• _About this task_
Find the lines below holding the word "color" and copy each of them.

• _Dataset content_

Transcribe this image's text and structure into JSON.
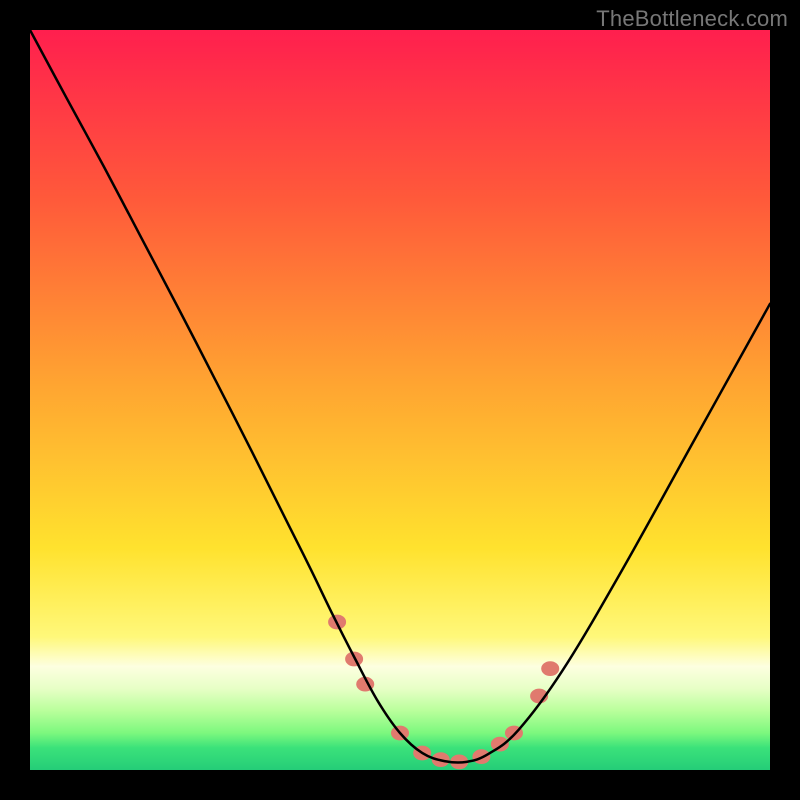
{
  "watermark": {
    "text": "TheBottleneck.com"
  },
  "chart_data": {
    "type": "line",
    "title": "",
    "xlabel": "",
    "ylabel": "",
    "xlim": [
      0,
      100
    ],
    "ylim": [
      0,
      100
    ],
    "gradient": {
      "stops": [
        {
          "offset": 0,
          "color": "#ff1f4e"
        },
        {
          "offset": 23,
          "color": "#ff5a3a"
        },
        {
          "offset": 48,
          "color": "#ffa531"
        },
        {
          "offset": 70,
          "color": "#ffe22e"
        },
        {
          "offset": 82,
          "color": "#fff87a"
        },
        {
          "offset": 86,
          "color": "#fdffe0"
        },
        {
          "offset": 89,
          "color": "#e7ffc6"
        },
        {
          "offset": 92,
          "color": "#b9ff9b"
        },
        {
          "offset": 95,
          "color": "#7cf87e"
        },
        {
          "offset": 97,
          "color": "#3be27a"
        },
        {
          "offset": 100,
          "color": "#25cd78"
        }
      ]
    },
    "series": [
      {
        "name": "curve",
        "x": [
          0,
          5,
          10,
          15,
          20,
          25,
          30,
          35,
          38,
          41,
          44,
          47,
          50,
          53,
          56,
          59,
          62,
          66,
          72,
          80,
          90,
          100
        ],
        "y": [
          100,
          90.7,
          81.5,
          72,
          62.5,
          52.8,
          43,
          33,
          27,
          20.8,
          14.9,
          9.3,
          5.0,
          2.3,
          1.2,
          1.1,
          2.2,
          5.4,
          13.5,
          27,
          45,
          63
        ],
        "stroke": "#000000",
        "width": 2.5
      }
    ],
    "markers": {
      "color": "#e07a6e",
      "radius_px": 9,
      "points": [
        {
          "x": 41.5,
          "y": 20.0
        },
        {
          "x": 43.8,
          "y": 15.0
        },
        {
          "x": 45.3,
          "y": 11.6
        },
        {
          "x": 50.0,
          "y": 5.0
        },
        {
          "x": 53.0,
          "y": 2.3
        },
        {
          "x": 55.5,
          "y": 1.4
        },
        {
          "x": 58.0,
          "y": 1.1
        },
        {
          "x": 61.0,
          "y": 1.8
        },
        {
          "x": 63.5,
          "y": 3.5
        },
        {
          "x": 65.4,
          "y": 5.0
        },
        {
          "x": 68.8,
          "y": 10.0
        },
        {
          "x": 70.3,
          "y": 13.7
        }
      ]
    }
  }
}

• _Task response_
          "color": "#ff1f4e"
          "color": "#ff5a3a"
          "color": "#ffa531"
          "color": "#ffe22e"
          "color": "#fff87a"
          "color": "#fdffe0"
          "color": "#e7ffc6"
          "color": "#b9ff9b"
          "color": "#7cf87e"
          "color": "#3be27a"
          "color": "#25cd78"
      "color": "#e07a6e",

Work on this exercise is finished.